**Problem statement:**
Set down the data again exactly. Pictures are not part of the copy.

**Data for review:**
**********

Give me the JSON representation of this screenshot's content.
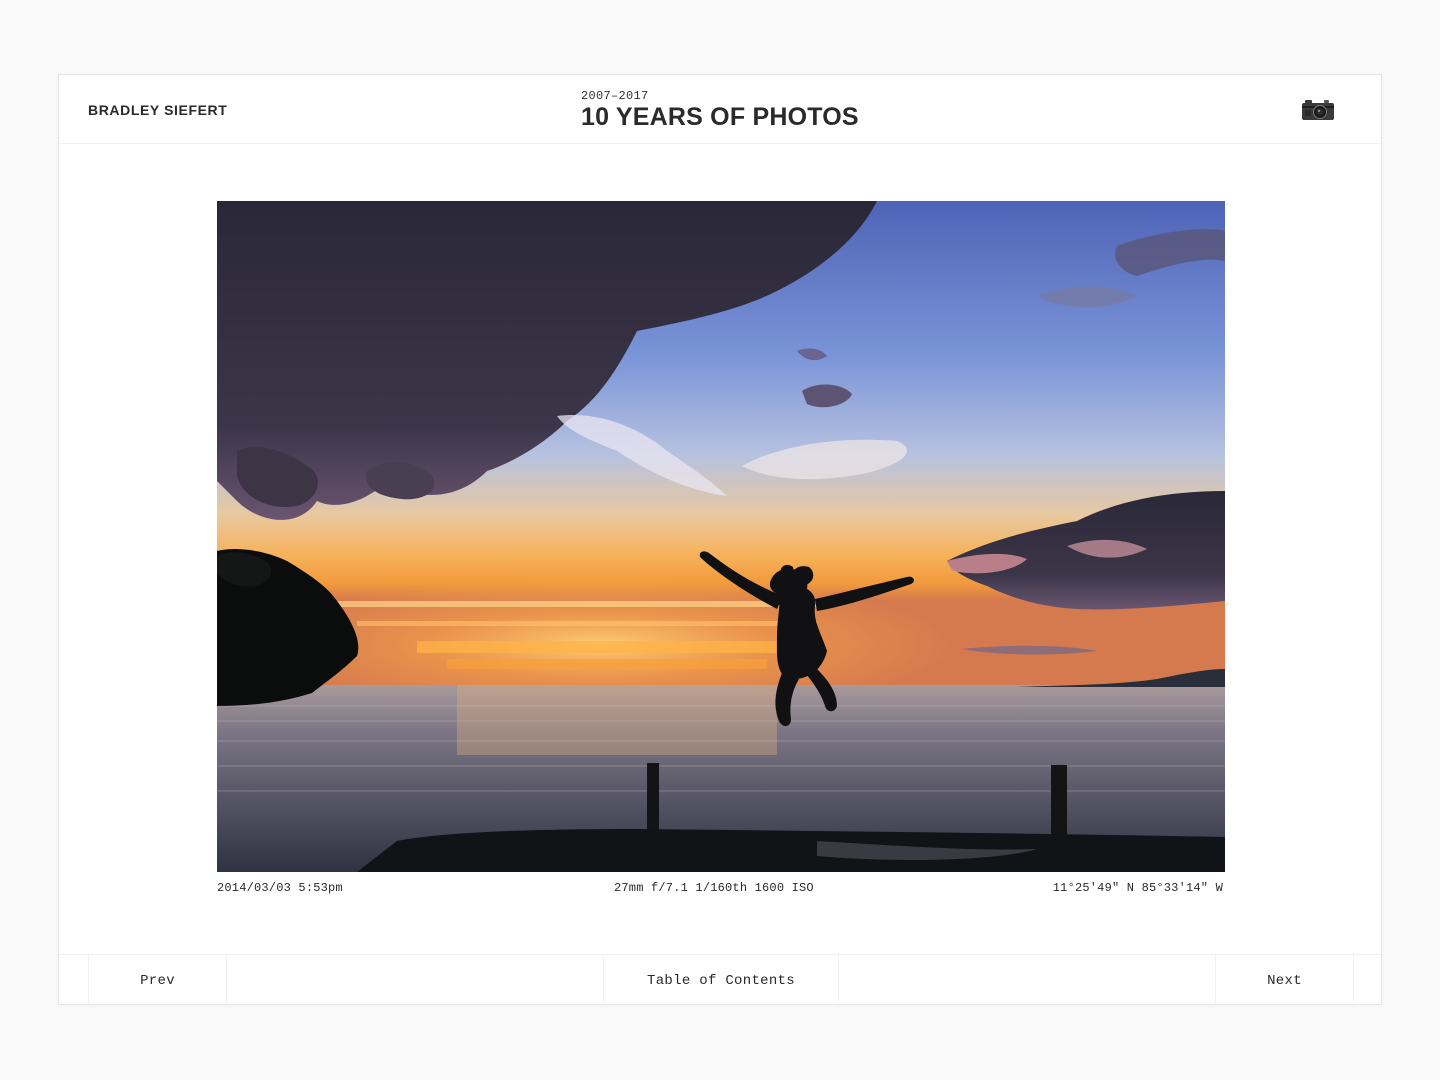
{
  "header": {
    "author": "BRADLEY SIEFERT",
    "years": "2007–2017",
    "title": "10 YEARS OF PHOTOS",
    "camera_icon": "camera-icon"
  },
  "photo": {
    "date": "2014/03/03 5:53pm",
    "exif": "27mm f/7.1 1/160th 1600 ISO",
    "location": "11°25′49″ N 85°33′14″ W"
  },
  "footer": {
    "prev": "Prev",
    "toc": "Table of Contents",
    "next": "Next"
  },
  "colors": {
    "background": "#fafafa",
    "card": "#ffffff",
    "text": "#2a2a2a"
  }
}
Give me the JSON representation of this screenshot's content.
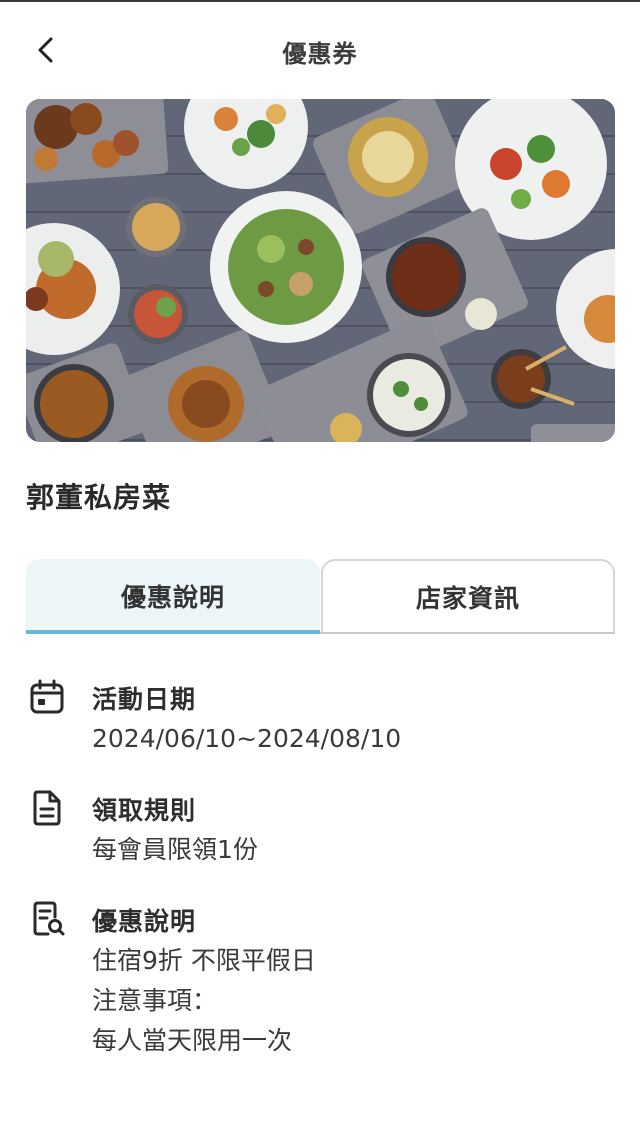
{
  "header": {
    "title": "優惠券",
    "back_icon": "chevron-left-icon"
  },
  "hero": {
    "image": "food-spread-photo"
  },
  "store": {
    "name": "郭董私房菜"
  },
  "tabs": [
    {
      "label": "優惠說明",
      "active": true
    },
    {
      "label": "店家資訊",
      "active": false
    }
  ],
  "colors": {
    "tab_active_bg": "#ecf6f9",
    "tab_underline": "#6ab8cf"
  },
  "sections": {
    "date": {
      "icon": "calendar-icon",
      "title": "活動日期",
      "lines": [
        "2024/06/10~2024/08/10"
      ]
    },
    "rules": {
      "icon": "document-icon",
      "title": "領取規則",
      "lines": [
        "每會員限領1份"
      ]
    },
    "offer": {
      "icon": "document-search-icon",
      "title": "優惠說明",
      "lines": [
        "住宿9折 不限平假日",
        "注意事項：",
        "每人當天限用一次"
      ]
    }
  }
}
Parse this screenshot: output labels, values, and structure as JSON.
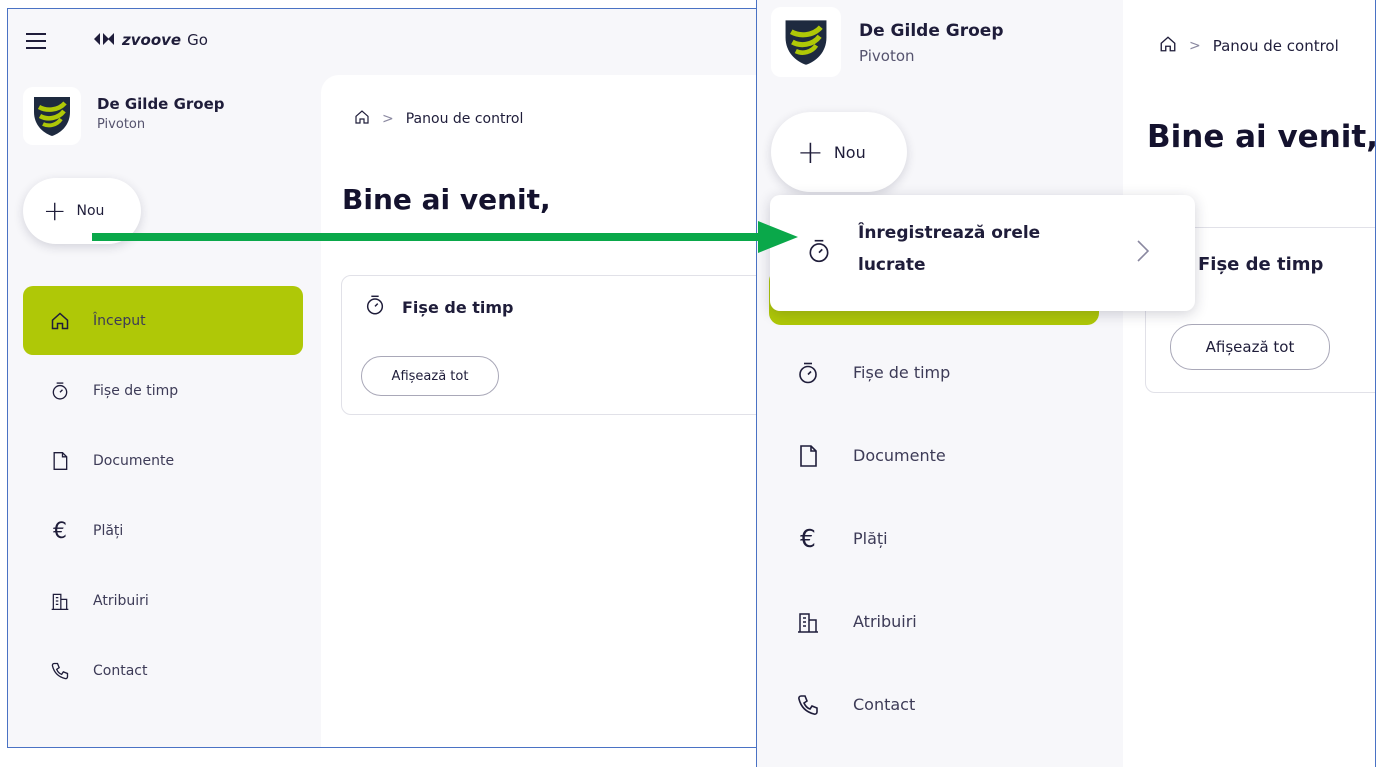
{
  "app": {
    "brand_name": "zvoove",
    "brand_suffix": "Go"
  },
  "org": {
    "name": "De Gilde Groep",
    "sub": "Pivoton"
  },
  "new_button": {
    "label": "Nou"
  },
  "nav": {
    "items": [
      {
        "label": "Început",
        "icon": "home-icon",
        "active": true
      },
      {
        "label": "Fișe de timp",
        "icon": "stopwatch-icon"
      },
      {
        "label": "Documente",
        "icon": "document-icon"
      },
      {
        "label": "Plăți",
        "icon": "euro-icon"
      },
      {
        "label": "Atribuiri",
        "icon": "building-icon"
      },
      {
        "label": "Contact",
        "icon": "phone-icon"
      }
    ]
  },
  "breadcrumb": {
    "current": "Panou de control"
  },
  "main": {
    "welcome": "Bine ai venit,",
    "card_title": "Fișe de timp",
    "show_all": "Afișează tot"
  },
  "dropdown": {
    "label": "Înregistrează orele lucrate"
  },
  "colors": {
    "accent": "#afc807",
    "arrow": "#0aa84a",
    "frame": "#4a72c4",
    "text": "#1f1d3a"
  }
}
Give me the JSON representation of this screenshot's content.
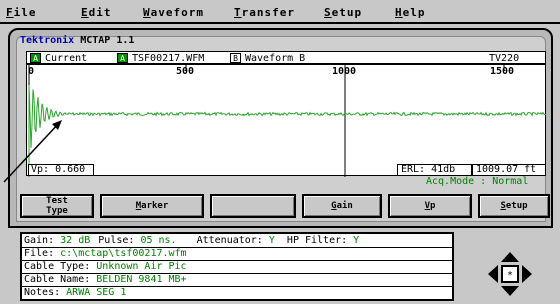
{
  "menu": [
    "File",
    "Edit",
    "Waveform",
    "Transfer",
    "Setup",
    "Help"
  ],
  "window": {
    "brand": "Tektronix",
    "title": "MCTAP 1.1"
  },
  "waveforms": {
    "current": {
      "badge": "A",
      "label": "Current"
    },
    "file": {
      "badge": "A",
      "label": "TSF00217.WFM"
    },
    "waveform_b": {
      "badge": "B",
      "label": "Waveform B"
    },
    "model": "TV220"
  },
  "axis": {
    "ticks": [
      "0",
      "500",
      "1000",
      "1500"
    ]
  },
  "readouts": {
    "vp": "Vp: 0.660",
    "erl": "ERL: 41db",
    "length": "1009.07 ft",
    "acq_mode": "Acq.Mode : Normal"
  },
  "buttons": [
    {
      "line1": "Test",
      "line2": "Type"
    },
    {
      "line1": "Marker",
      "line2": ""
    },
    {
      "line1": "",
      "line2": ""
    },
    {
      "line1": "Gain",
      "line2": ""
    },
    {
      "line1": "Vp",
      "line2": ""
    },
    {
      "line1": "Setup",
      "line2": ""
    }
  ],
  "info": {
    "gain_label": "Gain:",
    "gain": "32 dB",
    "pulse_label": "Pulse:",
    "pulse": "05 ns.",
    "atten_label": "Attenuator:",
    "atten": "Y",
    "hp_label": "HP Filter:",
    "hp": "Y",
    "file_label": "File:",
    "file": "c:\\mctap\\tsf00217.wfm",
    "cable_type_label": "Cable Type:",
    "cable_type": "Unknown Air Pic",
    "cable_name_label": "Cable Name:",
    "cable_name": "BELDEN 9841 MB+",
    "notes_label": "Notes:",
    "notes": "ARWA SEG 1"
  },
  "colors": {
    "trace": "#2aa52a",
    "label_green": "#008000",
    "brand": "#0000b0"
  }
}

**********

**Output for this exercise:**
Give me the JSON representation of this screenshot's content.
{
  "header": {
    "author": "BRADLEY SIEFERT",
    "years": "2007–2017",
    "title": "10 YEARS OF PHOTOS",
    "camera_icon": "camera-icon"
  },
  "photo": {
    "date": "2014/03/03 5:53pm",
    "exif": "27mm f/7.1 1/160th 1600 ISO",
    "location": "11°25′49″ N 85°33′14″ W"
  },
  "footer": {
    "prev": "Prev",
    "toc": "Table of Contents",
    "next": "Next"
  },
  "colors": {
    "background": "#fafafa",
    "card": "#ffffff",
    "text": "#2a2a2a"
  }
}
Give me the JSON representation of this screenshot's content.
{
  "header": {
    "title": "優惠券",
    "back_icon": "chevron-left-icon"
  },
  "hero": {
    "image": "food-spread-photo"
  },
  "store": {
    "name": "郭董私房菜"
  },
  "tabs": [
    {
      "label": "優惠說明",
      "active": true
    },
    {
      "label": "店家資訊",
      "active": false
    }
  ],
  "colors": {
    "tab_active_bg": "#ecf6f9",
    "tab_underline": "#6ab8cf"
  },
  "sections": {
    "date": {
      "icon": "calendar-icon",
      "title": "活動日期",
      "lines": [
        "2024/06/10~2024/08/10"
      ]
    },
    "rules": {
      "icon": "document-icon",
      "title": "領取規則",
      "lines": [
        "每會員限領1份"
      ]
    },
    "offer": {
      "icon": "document-search-icon",
      "title": "優惠說明",
      "lines": [
        "住宿9折 不限平假日",
        "注意事項：",
        "每人當天限用一次"
      ]
    }
  }
}
Parse this screenshot: output labels, values, and structure as JSON.
{
  "app": {
    "brand_name": "zvoove",
    "brand_suffix": "Go"
  },
  "org": {
    "name": "De Gilde Groep",
    "sub": "Pivoton"
  },
  "new_button": {
    "label": "Nou"
  },
  "nav": {
    "items": [
      {
        "label": "Început",
        "icon": "home-icon",
        "active": true
      },
      {
        "label": "Fișe de timp",
        "icon": "stopwatch-icon"
      },
      {
        "label": "Documente",
        "icon": "document-icon"
      },
      {
        "label": "Plăți",
        "icon": "euro-icon"
      },
      {
        "label": "Atribuiri",
        "icon": "building-icon"
      },
      {
        "label": "Contact",
        "icon": "phone-icon"
      }
    ]
  },
  "breadcrumb": {
    "current": "Panou de control"
  },
  "main": {
    "welcome": "Bine ai venit,",
    "card_title": "Fișe de timp",
    "show_all": "Afișează tot"
  },
  "dropdown": {
    "label": "Înregistrează orele lucrate"
  },
  "colors": {
    "accent": "#afc807",
    "arrow": "#0aa84a",
    "frame": "#4a72c4",
    "text": "#1f1d3a"
  }
}
Give me the JSON representation of this screenshot's content.
{
  "menu": [
    "File",
    "Edit",
    "Waveform",
    "Transfer",
    "Setup",
    "Help"
  ],
  "window": {
    "brand": "Tektronix",
    "title": "MCTAP 1.1"
  },
  "waveforms": {
    "current": {
      "badge": "A",
      "label": "Current"
    },
    "file": {
      "badge": "A",
      "label": "TSF00217.WFM"
    },
    "waveform_b": {
      "badge": "B",
      "label": "Waveform B"
    },
    "model": "TV220"
  },
  "axis": {
    "ticks": [
      "0",
      "500",
      "1000",
      "1500"
    ]
  },
  "readouts": {
    "vp": "Vp: 0.660",
    "erl": "ERL: 41db",
    "length": "1009.07 ft",
    "acq_mode": "Acq.Mode : Normal"
  },
  "buttons": [
    {
      "line1": "Test",
      "line2": "Type"
    },
    {
      "line1": "Marker",
      "line2": ""
    },
    {
      "line1": "",
      "line2": ""
    },
    {
      "line1": "Gain",
      "line2": ""
    },
    {
      "line1": "Vp",
      "line2": ""
    },
    {
      "line1": "Setup",
      "line2": ""
    }
  ],
  "info": {
    "gain_label": "Gain:",
    "gain": "32 dB",
    "pulse_label": "Pulse:",
    "pulse": "05 ns.",
    "atten_label": "Attenuator:",
    "atten": "Y",
    "hp_label": "HP Filter:",
    "hp": "Y",
    "file_label": "File:",
    "file": "c:\\mctap\\tsf00217.wfm",
    "cable_type_label": "Cable Type:",
    "cable_type": "Unknown Air Pic",
    "cable_name_label": "Cable Name:",
    "cable_name": "BELDEN 9841 MB+",
    "notes_label": "Notes:",
    "notes": "ARWA SEG 1"
  },
  "colors": {
    "trace": "#2aa52a",
    "label_green": "#008000",
    "brand": "#0000b0"
  }
}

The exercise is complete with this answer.